=== Records supplied ===
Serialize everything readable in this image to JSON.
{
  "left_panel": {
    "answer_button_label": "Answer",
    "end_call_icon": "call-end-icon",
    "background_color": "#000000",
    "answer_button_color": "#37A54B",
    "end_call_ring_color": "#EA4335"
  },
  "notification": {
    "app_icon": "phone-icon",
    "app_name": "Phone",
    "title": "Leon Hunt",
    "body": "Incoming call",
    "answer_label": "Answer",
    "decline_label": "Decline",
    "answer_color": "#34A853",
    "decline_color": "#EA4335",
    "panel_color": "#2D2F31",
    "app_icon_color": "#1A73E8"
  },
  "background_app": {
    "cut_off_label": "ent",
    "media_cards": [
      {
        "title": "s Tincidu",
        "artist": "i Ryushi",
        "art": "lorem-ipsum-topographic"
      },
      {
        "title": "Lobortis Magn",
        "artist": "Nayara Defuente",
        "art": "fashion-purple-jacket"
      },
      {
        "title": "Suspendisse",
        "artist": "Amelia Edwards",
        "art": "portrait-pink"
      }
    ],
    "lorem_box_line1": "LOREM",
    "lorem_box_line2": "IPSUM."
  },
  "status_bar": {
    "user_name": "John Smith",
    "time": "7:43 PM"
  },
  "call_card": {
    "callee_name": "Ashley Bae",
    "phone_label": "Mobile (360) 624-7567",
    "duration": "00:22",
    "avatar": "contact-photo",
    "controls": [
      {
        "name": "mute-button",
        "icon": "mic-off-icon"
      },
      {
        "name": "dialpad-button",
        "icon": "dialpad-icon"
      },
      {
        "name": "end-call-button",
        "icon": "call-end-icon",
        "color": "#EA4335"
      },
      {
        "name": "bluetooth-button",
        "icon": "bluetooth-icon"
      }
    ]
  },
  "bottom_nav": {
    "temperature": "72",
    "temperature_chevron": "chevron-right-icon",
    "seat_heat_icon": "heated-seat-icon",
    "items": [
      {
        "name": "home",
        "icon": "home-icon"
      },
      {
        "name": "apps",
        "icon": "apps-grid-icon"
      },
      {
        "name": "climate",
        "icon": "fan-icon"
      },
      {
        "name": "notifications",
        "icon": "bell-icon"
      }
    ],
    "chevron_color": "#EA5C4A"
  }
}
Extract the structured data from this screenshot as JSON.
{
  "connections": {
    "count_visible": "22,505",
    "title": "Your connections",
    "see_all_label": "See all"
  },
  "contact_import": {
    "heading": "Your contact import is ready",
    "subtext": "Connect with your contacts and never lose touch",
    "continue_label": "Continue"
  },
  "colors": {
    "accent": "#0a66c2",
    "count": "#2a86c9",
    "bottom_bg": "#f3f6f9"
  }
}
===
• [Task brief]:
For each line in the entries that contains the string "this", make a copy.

• [Problem solution]:
Serialize everything readable in this image to JSON.
Extract the structured data from this screenshot as JSON.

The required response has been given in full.